Dataset entries:

Content starts

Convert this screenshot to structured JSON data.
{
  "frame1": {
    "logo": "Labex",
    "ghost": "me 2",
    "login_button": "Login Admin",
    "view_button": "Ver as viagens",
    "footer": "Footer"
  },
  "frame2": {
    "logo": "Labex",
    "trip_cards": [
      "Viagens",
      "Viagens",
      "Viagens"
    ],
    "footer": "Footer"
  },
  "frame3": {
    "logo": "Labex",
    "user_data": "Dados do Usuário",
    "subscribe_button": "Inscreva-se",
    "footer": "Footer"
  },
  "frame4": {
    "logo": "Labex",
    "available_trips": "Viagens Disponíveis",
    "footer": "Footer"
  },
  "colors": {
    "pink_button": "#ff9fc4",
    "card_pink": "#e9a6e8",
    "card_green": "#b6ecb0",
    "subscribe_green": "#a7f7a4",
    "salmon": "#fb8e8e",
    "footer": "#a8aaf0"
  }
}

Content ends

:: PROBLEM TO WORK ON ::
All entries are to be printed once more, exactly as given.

:: RESPONSE AREA ::
Convert this screenshot to structured JSON data.
{
  "frame1": {
    "logo": "Labex",
    "ghost": "me 2",
    "login_button": "Login Admin",
    "view_button": "Ver as viagens",
    "footer": "Footer"
  },
  "frame2": {
    "logo": "Labex",
    "trip_cards": [
      "Viagens",
      "Viagens",
      "Viagens"
    ],
    "footer": "Footer"
  },
  "frame3": {
    "logo": "Labex",
    "user_data": "Dados do Usuário",
    "subscribe_button": "Inscreva-se",
    "footer": "Footer"
  },
  "frame4": {
    "logo": "Labex",
    "available_trips": "Viagens Disponíveis",
    "footer": "Footer"
  },
  "colors": {
    "pink_button": "#ff9fc4",
    "card_pink": "#e9a6e8",
    "card_green": "#b6ecb0",
    "subscribe_green": "#a7f7a4",
    "salmon": "#fb8e8e",
    "footer": "#a8aaf0"
  }
}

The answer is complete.